A skilled builder (Akwasi Nyua Tonyaa) places atakpame balls on the previously laid and dried course of earthen wall. He carefully molds the moist earthen ball to the dry course to ensure a strong wall. Dompofie, September, 1982.
Hunters (bͻfͻ; pl. bͻfͻͻlͻ in Nafaanra) with firearms, Fawoman, August, 1982. In times past, "bush" meat was important to local life. Archaeological evidence shows that people relied on a wide range of wild animals--from grasscutters to large carnivores--as sources of meat and valued materials like skins. From 1971 hunting was banned within the newly established Bui National Park (a Wildlife Protected Area covering more than 1800 km2). From 1989, Ghana's Wildlife Conservation (Amendment) Regulations (L. I. 1452) banned unlicensed hunting outside of park lands. Oral histories describe hunters as individuals whose knowledge of the land was important to communities as they sought to establish settlements in new areas. Fawoman, September, 1982.
Family members work together at farm to process calabash (gourd; chrԑ in Nafaanra) grown as both a cash crop and a source of household objects and its seeds as a soup ingredient. The men use large knives to split the calabash, after which they will remove its pulpy center and scrape its interior walls. Pictured here are (left to right) Maa Afia (girl), Ama Bosin (woman), O. K. Kwabena Krah, Nduo Wulo Kwadwo and Joshua Tandor. Farm on the outskirts of Banda-Ahenkro, August, 1982.
Joshua Tandor uses a metal blade and a mallet to split a calabash (chrԑ in Nafaanra) in half. The pulp and seeds are removed and the calabash walls scraped clean before being set aside to dry. The resulting calabash bowls (chrԑgbͻͻ) are sold at market while the seeds are a prized soup ingredient (fnumu). Farmstead on the outskirts of Banda-Ahenkro, August, 1982.

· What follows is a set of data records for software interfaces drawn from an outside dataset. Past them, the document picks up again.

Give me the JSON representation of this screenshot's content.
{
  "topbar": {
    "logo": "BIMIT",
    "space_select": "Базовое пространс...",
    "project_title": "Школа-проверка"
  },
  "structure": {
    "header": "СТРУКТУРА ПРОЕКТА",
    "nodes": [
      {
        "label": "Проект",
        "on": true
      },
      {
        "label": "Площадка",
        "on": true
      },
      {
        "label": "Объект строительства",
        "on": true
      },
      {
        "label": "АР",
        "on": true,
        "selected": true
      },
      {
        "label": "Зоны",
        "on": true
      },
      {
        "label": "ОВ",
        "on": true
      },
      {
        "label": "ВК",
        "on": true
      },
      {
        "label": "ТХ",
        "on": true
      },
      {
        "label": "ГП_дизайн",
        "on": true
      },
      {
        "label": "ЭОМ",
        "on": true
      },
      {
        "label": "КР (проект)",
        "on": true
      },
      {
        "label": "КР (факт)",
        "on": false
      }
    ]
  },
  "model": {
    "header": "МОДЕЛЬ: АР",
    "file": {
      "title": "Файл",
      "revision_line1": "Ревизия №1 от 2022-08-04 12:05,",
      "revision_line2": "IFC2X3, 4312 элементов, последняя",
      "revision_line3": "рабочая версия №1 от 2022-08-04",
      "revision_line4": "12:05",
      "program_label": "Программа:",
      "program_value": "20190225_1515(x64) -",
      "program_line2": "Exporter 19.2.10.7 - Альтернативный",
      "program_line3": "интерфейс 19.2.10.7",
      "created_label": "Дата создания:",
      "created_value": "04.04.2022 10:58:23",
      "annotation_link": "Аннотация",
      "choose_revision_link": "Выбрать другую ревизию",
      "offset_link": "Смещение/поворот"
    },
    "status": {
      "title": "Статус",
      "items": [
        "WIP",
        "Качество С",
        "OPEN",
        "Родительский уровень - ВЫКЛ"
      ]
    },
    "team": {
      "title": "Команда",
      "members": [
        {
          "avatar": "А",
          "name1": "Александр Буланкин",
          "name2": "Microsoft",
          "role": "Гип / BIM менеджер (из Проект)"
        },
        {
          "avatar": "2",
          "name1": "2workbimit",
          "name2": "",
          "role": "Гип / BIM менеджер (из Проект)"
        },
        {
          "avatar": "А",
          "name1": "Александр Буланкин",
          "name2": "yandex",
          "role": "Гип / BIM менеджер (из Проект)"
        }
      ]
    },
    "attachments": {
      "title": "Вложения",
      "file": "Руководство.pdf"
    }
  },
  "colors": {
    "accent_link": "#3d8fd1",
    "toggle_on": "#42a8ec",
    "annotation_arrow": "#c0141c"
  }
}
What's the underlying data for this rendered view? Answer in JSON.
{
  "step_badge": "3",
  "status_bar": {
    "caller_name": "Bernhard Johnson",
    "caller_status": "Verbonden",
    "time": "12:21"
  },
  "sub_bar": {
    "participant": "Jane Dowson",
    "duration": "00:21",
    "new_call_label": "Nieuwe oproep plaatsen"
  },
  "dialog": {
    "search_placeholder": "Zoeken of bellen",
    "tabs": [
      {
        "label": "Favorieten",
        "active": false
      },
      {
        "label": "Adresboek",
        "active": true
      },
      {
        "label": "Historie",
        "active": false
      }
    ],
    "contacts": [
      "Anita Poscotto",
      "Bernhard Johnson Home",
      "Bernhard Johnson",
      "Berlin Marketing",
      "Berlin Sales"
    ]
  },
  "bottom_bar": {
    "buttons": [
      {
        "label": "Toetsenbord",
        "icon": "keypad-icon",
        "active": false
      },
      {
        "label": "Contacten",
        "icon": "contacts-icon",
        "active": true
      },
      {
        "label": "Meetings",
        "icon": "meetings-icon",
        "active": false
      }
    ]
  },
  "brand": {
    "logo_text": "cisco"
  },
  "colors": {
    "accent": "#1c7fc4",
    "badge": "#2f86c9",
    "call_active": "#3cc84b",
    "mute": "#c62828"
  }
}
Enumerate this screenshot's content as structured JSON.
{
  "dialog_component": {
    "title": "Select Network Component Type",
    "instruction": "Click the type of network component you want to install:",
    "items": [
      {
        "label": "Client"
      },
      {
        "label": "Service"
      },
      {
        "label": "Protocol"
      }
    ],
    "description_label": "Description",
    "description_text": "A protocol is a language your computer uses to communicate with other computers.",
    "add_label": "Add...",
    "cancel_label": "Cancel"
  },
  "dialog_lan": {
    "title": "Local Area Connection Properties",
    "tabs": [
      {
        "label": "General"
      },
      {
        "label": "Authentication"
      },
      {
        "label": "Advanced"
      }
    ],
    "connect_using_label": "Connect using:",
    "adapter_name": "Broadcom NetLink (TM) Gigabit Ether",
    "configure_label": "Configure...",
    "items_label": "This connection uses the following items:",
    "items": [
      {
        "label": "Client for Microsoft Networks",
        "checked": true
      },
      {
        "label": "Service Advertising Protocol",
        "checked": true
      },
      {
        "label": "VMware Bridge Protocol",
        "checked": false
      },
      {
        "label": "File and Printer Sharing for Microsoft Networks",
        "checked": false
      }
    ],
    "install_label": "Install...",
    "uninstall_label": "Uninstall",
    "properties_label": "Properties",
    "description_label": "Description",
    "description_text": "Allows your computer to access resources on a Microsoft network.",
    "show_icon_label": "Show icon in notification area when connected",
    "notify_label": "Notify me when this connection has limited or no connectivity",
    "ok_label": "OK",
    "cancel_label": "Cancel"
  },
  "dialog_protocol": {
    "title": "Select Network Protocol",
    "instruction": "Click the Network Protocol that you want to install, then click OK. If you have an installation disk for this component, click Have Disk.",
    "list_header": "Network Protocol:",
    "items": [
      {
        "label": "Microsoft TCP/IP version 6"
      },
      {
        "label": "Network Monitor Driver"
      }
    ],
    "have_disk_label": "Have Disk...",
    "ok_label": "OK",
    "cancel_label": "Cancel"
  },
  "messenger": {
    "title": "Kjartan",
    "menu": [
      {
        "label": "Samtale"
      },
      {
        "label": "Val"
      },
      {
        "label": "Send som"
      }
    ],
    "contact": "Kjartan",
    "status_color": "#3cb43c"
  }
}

A spindle (gԑndԑ in Nafaanra) and a spindle whorl (gԑndԑ kaan in Nafaanra) used to make cotton thread. A black camera lens cap shows scale. For much of the 20th century, spinning was a routine activity for women. Some of the spun cotton thread was dyed blue. The blue thread was woven together with white thread to make durable strip-woven cloths that were highly valued. The rounded spindle whorl is made from fired clay and painted with white and red designs. The spindle whorl's decoration inspired the Nafaanra proverb: "Chlͻ were nyu na gԑndԑ yi" (The woman is as beautiful as the spindle whorl." Archaeologists have found spindle whorls on Banda-area archaeological sites dating to the late 18th and early 19th century. Before that time it seems that spinning cotton was not a routine household activity and that cloth was made in market centers. The spindle whorl is laying on a courtyard floor, with an eroding plaster layer visible in the background. Gbao, September, 1982.
A potter uses a maize cob (bledjukaan in Nafaanra) to smooth the surface of clay jar body that she is molding by a draw-and-drag (direct pull) technique. Beginning with a lump of moist clay, she has drawn the clay upward and outward, thinning the walls as she works. Here she moves clockwise around the stump that holds the palette (kpankpa in Nafaanra) on which the jar is being formed as she draws the maize cob up, pulling it towards her body. Bondakile, October, 1982.
A standing potter molds the body of a clay jar using a draw-and-drag (direct pull) technique. Here she uses a flat metal spatula to smooth the now-formed jar's exterior surface. She places the edge of her tool at the neck and makes downward strokes to create a smooth surface on the moist clay. As she works, she moves around the stump that supports the palette (kpankpa in Nafaanra) on which the jar is being formed. Bondakile, October, 1982.